One of the more challenging aspects of working with clients on strategy is helping them let go.
- Let go of businesses that don’t fit their strategy.
- Let go of people who are destructive to their goals.
- Let go of the need to avoid bad news.
It is far easier to add and very difficult to let go of something, especially if you are the one who added it in the first place.
Once an executive has advocated for an action and sees it through, they tend to hold on. They may justify what others see as reasons to make a change.Emotions play a powerful role in how we evaluate information and what we decide to do with it. Click To Tweet
This happens not because people are foolish but because they are human beings. Yes, even you analytical types who are shaking your heads while reading this!

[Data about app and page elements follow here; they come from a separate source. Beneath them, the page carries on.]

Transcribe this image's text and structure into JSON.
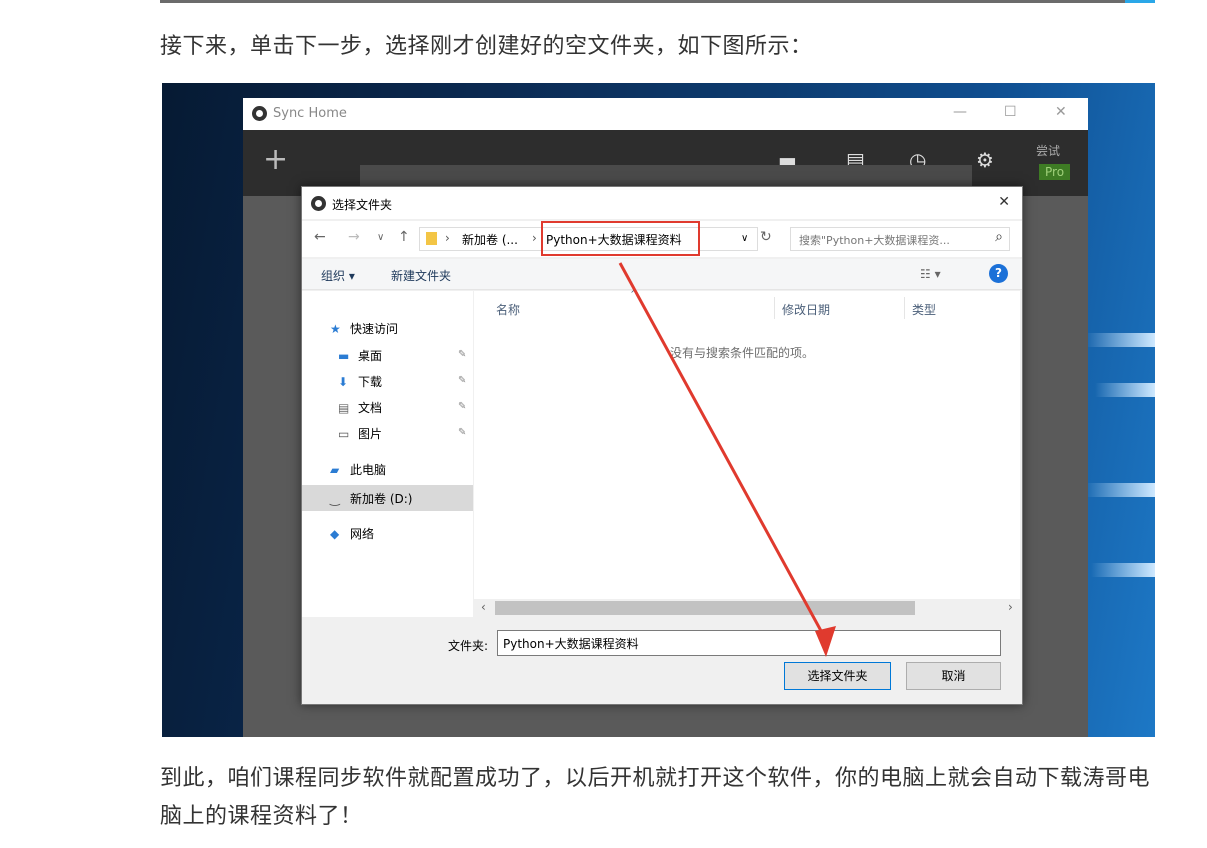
{
  "article": {
    "para1": "接下来，单击下一步，选择刚才创建好的空文件夹，如下图所示：",
    "para2": "到此，咱们课程同步软件就配置成功了，以后开机就打开这个软件，你的电脑上就会自动下载涛哥电脑上的课程资料了！"
  },
  "sync_window": {
    "title": "Sync Home",
    "minimize": "—",
    "maximize": "☐",
    "close": "✕",
    "add": "+",
    "trial": "尝试",
    "pro": "Pro"
  },
  "dialog": {
    "title": "选择文件夹",
    "close": "✕",
    "breadcrumb": {
      "drive": "新加卷 (...",
      "folder": "Python+大数据课程资料"
    },
    "search_placeholder": "搜索\"Python+大数据课程资...",
    "commands": {
      "organize": "组织 ▾",
      "new_folder": "新建文件夹"
    },
    "nav": {
      "quick_access": "快速访问",
      "desktop": "桌面",
      "downloads": "下载",
      "documents": "文档",
      "pictures": "图片",
      "this_pc": "此电脑",
      "new_volume": "新加卷 (D:)",
      "network": "网络"
    },
    "columns": {
      "name": "名称",
      "date": "修改日期",
      "type": "类型"
    },
    "empty_message": "没有与搜索条件匹配的项。",
    "folder_label": "文件夹:",
    "folder_value": "Python+大数据课程资料",
    "select_button": "选择文件夹",
    "cancel_button": "取消"
  },
  "colors": {
    "highlight": "#e03a2e",
    "arrow": "#e03a2e",
    "help": "#1c71d8"
  }
}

For example, leaders who advocate for an acquisition are less likely to sell it later, even if it performs poorly. A new leader, looking dispassionately at the situation and fearing no repercussions from changing his or her mind, can more easily let go. After all, it wasn’t their idea.

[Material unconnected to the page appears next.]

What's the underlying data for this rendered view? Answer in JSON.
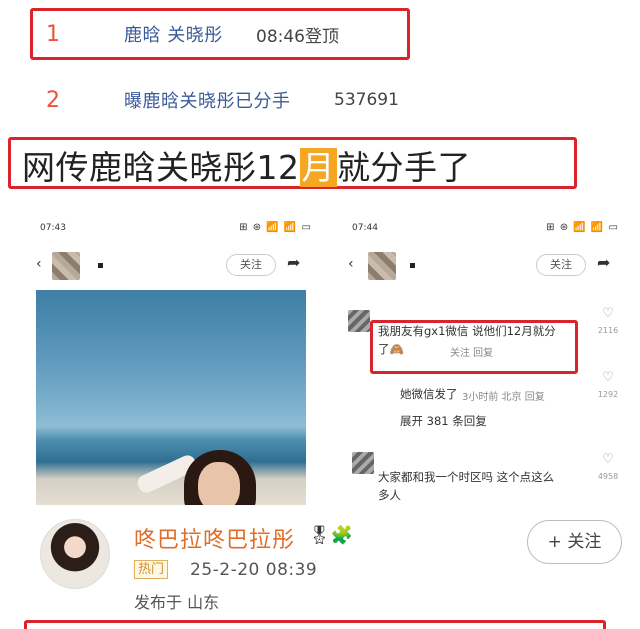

Two phenomena that play a role are the confirmation bias and sunk costs. The confirmation bias leads us to take note of and give weight to, information that confirms what we already believe. When confronted with disconfirming information, we can dig in our heels and feeling attacked makes it worse.
The notion of sunk costs says that having made investment X, we should keep investing so that we don’t waste the original effort, time and money. This leads many a person down an increasingly treacherous path. As Will Rogers has famously said, “when you find yourself in a hole the first thing to do is stop digging.”
Though bankers often think of themselves as data-driven people, they tend to use less critical judgment of a client once they have established a good track record. They will make additional investments, even when a business is sliding downhill, believing that the leaders can get it back on track.
The same phenomena lead us to hold onto people or relationships that no longer work for us. Consultants continue to work with clients who are difficult, don’t pay on time and wreak havoc on schedules. A consultant I know told me that he spent 10 months getting an agreement with a client. Ridiculous.
Another leader took over three years to remove a COO who was mediocre, arrogant in his interactions with the board and of questionable ethics. It was a relief to everyone when the CEO finally let go.
Many companies have a habit of only looking in the mirror once a quarter and then only after the full treatment from the marketing and PR teams. No one expects leaders to let the public into the sausage-making room. However, if no one except the insiders are ever in there, the air gets stale.
Someone whose sole purpose is to help a business improve can help leaders see things they aren’t seeing, confirm some things they are seeing and help them move faster. What does the leader need to do?
- Let go of the need to be right.
- Let go of the need to avoid unpleasant truths.
As one head of strategy said to me recently, “sometimes your feedback and advice were like castor oil but I knew you had our best interests at heart.”
That leader had the courage to listen. It paid off.